Immediately following the Federal Open Market Committee’s (FOMC) decision on March 15 to raise the Fed funds rate to 0.75 percent to 1 percent, bond and equity markets rose in spectacular fashion. Currency markets quickly joined in the fanfare, sending the U.S. dollar sharply lower. In what is considered a “Goldilocks” environment for risk assets, the simple message from Chairwoman Janet Yellen is “the economy is doing very well.”
As broadband providers seek to step up speed and service, Flow’s Caribbean president, Garfield Sinclair, has his eye on renovating island infrastructure. He considers the Cayman Islands one of his top Caribbean markets, alongside Jamaica, Barbados and Trinidad. Despite the islands’ small population, their GDP has made them a priority for upgrading high-speed, LTE service.
The finance industry is just at the beginning of an unprecedented era of disruption. The accelerating speed of technological change and the potential for automation promises massive changes for banks, investment firms and other parts of the financial industry.
Artificial intelligence technology, described as mimicking the human immune system, is planned as the next line of cyber defense for Cayman Islands health insurance provider BritCay.
This could be one of those rare moments: The salespeople and the surveyors, the people who value real estate on a business-to-business basis, agree the market is strong and likely to remain so.
Monique Frederick Butterfield Inflation, an ongoing rise in the general level of prices, is a metric of paramount importance in economic policy, and even more...
Offshore centers are poised to benefit from the enormous growth forecast in Islamic finance over the next few years, says Ogier’s Head of Banking and Finance in Asia.
Forbes political economy editor John Tamny gave the new U.S. president a mixed report card at the Cayman Economic Outlook conference on Feb. 2. Taking a pro-immigration, anti-tax stance, he ranked President Donald Trump’s ideology from good to “quite simply terrifying.”
The bulls are back. Leading world stock markets are impressing observers with new record highs. The Cayman Journal explains why this is happening and what speaks in favor of following the bulls on their way up.

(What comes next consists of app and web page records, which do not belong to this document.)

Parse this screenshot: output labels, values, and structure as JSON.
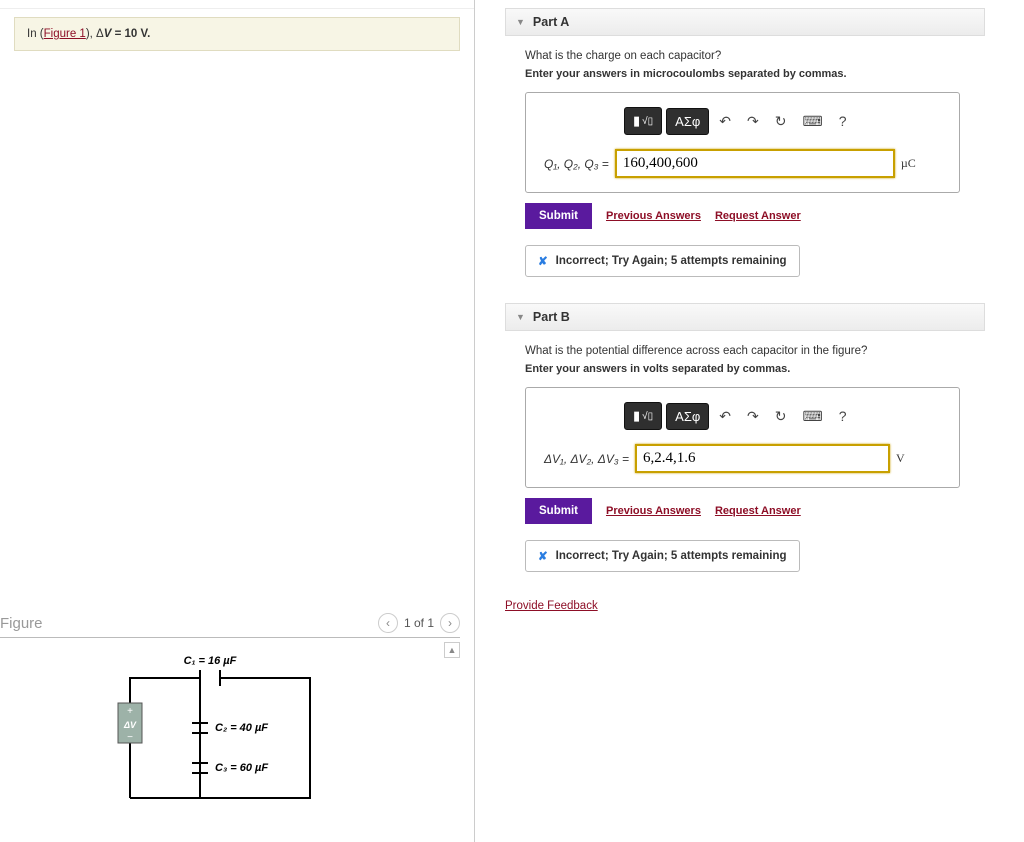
{
  "problem": {
    "in_text": "In (",
    "figure_link": "Figure 1",
    "after_link": "), Δ",
    "var": "V",
    "equals": " = 10 V."
  },
  "figure": {
    "title": "Figure",
    "pager_text": "1 of 1",
    "c1": "C₁ = 16 µF",
    "c2": "C₂ = 40 µF",
    "c3": "C₃ = 60 µF",
    "dv": "ΔV"
  },
  "partA": {
    "header": "Part A",
    "question": "What is the charge on each capacitor?",
    "instruction": "Enter your answers in microcoulombs separated by commas.",
    "label_prefix": "Q",
    "label": "Q₁, Q₂, Q₃ = ",
    "value": "160,400,600",
    "unit": "µC",
    "submit": "Submit",
    "prev": "Previous Answers",
    "req": "Request Answer",
    "feedback": "Incorrect; Try Again; 5 attempts remaining",
    "tool_asig": "ΑΣφ"
  },
  "partB": {
    "header": "Part B",
    "question": "What is the potential difference across each capacitor in the figure?",
    "instruction": "Enter your answers in volts separated by commas.",
    "label": "ΔV₁, ΔV₂, ΔV₃ = ",
    "value": "6,2.4,1.6",
    "unit": "V",
    "submit": "Submit",
    "prev": "Previous Answers",
    "req": "Request Answer",
    "feedback": "Incorrect; Try Again; 5 attempts remaining",
    "tool_asig": "ΑΣφ"
  },
  "links": {
    "provide_feedback": "Provide Feedback"
  },
  "toolbar": {
    "undo_glyph": "↶",
    "redo_glyph": "↷",
    "reset_glyph": "↻",
    "keyboard_glyph": "⌨",
    "help_glyph": "?"
  }
}
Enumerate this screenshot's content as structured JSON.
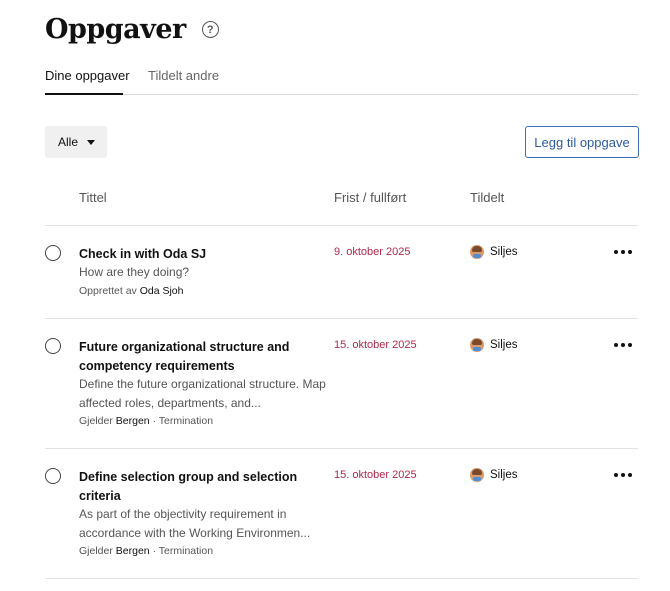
{
  "header": {
    "title": "Oppgaver",
    "help_symbol": "?"
  },
  "tabs": [
    {
      "label": "Dine oppgaver",
      "active": true
    },
    {
      "label": "Tildelt andre",
      "active": false
    }
  ],
  "filter": {
    "selected": "Alle"
  },
  "add_button": {
    "label": "Legg til oppgave"
  },
  "columns": {
    "title": "Tittel",
    "due": "Frist / fullført",
    "assigned": "Tildelt"
  },
  "tasks": [
    {
      "title": "Check in with Oda SJ",
      "description": "How are they doing?",
      "meta_prefix": "Opprettet av",
      "meta_strong": "Oda Sjoh",
      "meta_suffix": "",
      "due": "9. oktober 2025",
      "assignee": "Siljes"
    },
    {
      "title": "Future organizational structure and competency requirements",
      "description": "Define the future organizational structure. Map affected roles, departments, and...",
      "meta_prefix": "Gjelder",
      "meta_strong": "Bergen",
      "meta_suffix": "· Termination",
      "due": "15. oktober 2025",
      "assignee": "Siljes"
    },
    {
      "title": "Define selection group and selection criteria",
      "description": "As part of the objectivity requirement in accordance with the Working Environmen...",
      "meta_prefix": "Gjelder",
      "meta_strong": "Bergen",
      "meta_suffix": "· Termination",
      "due": "15. oktober 2025",
      "assignee": "Siljes"
    }
  ],
  "colors": {
    "due_text": "#b0294b",
    "primary_button": "#2c5aa0",
    "tab_underline": "#111111"
  }
}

Hedge fund investments have been described as failing many times before, so the suggestion that the industry is dead or in decline is an “alternative fact,” according to Mark Yusko, CEO and chief investment officer of Morgan Creek Capital Management.
Public trust in the institutions of government, business, the media and nongovernmental organizations is in freefall, according to a survey in the 2017 Edelman Trust Barometer.In two-thirds of the 28 countries surveyed, more than half of the public no longer trusts mainstream institutions to do what is right.

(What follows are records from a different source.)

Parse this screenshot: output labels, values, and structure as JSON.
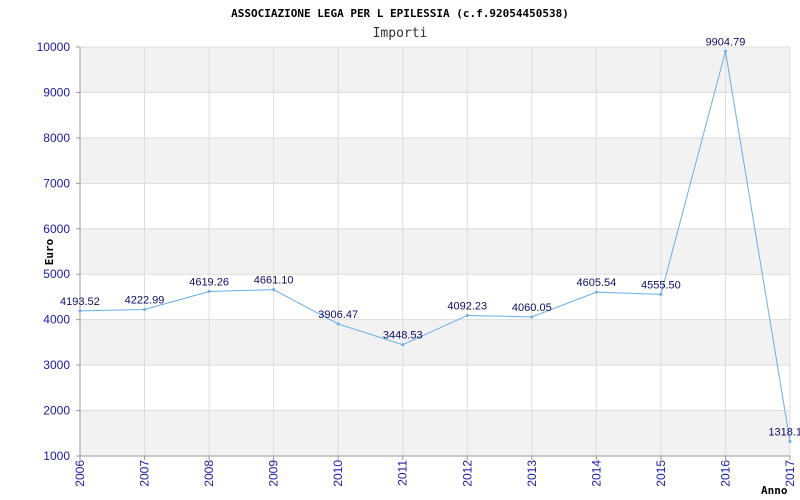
{
  "chart_data": {
    "type": "line",
    "title": "ASSOCIAZIONE LEGA PER L EPILESSIA (c.f.92054450538)",
    "subtitle": "Importi",
    "ylabel": "Euro",
    "xlabel": "Anno",
    "ylim": [
      1000,
      10000
    ],
    "yticks": [
      "1000",
      "2000",
      "3000",
      "4000",
      "5000",
      "6000",
      "7000",
      "8000",
      "9000",
      "10000"
    ],
    "x": [
      "2006",
      "2007",
      "2008",
      "2009",
      "2010",
      "2011",
      "2012",
      "2013",
      "2014",
      "2015",
      "2016",
      "2017"
    ],
    "series": [
      {
        "values": [
          4193.52,
          4222.99,
          4619.26,
          4661.1,
          3906.47,
          3448.53,
          4092.23,
          4060.05,
          4605.54,
          4555.5,
          9904.79,
          1318.1
        ],
        "labels": [
          "4193.52",
          "4222.99",
          "4619.26",
          "4661.10",
          "3906.47",
          "3448.53",
          "4092.23",
          "4060.05",
          "4605.54",
          "4555.50",
          "9904.79",
          "1318.1"
        ]
      }
    ],
    "grid": true,
    "band_colors": [
      "#f2f2f2",
      "#ffffff"
    ],
    "line_color": "#6aaee8"
  }
}
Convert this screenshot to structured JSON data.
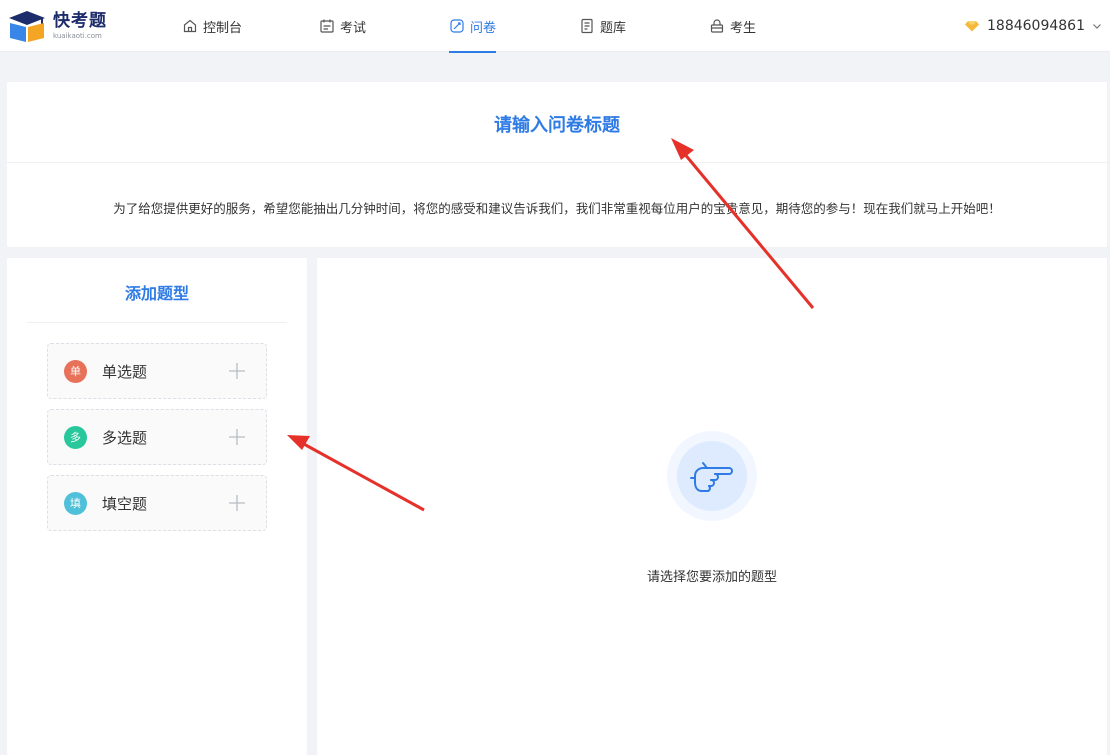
{
  "brand": {
    "name": "快考题",
    "domain": "kuaikaoti.com"
  },
  "nav": {
    "items": [
      {
        "label": "控制台",
        "icon": "home-icon"
      },
      {
        "label": "考试",
        "icon": "calendar-icon"
      },
      {
        "label": "问卷",
        "icon": "questionnaire-icon",
        "active": true
      },
      {
        "label": "题库",
        "icon": "question-bank-icon"
      },
      {
        "label": "考生",
        "icon": "lock-icon"
      }
    ]
  },
  "user": {
    "phone": "18846094861",
    "icon": "diamond-icon"
  },
  "survey": {
    "title_placeholder": "请输入问卷标题",
    "description": "为了给您提供更好的服务，希望您能抽出几分钟时间，将您的感受和建议告诉我们，我们非常重视每位用户的宝贵意见，期待您的参与！现在我们就马上开始吧！"
  },
  "add_panel": {
    "title": "添加题型",
    "types": [
      {
        "badge": "单",
        "label": "单选题",
        "color": "#e8715a"
      },
      {
        "badge": "多",
        "label": "多选题",
        "color": "#28c79c"
      },
      {
        "badge": "填",
        "label": "填空题",
        "color": "#4fc0d9"
      }
    ]
  },
  "empty_state": {
    "text": "请选择您要添加的题型",
    "icon": "pointing-hand-icon"
  },
  "colors": {
    "accent": "#2f7be5",
    "annotation_arrow": "#e5312a"
  }
}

Tumultuous politics and competitive pricing spelled a difficult year for Cayman retailers focused on tourist foot traffic in 2016.While cruise ship and stay-over arrivals held steady with around 2 million visitors, retailers felt the effects of depressed exchange rates out of Europe and uncertainty created by the U.S. elections.
The Cayman Islands Journal, Feb. 1, 2017: By the time you read this, one of the most unlikely events that could have been imagined one year ago will have happened – Donald Trump will have been inaugurated as the 45th president of the United States of America.
Inflation is coming! At least that is the warning from prophets of doom since the central banks began to react to the credit crisis of the years 2008/09 with an unprecedented expansionary monetary policy
In a briefing to financial services chiefs in New York last month, Cayman Finance CEO Jude Scott offered a modest headline: The jurisdiction is looking at streamlining compliance issues using fintech, a software-based financial-tracking system.
The construction industry has rarely been acknowledged as the third pillar in a market driven by financial services and tourism, but Ian Pairaudeau, general manager at McAlpine Ltd., has little patience with that idea.
Although 2016 was far from a breakout year for hedge funds, performance improved over a lackluster 2015, and managers have a more positive outlook for 2017 as stock markets are boosted by President-elect Donald Trump’s plans to lower taxes, deregulate and spend on infrastructure.
2016 has been a tumultuous year. Democracy itself has faced a crisis, and the political establishment has been shaken. Voters in the U.S. and the U.K. expressed their desire for change, regardless of the form this change is going to take and at times fueled by xenophobic sentiment.
2016 heralded unprecedented shifts in our global political landscape. The watershed moment, it can be argued, was Britain’s vote to abandon the 23-year-old European Union. As news reports of this historic vote surfaced, shock waves ricocheted across global financial markets, sending all the major indices into tailspins.
Thanks to a series of new record highs, the leading U.S. stock market indices had a very successful end of the year. The recent momentum also puts the market in a good position heading into 2017.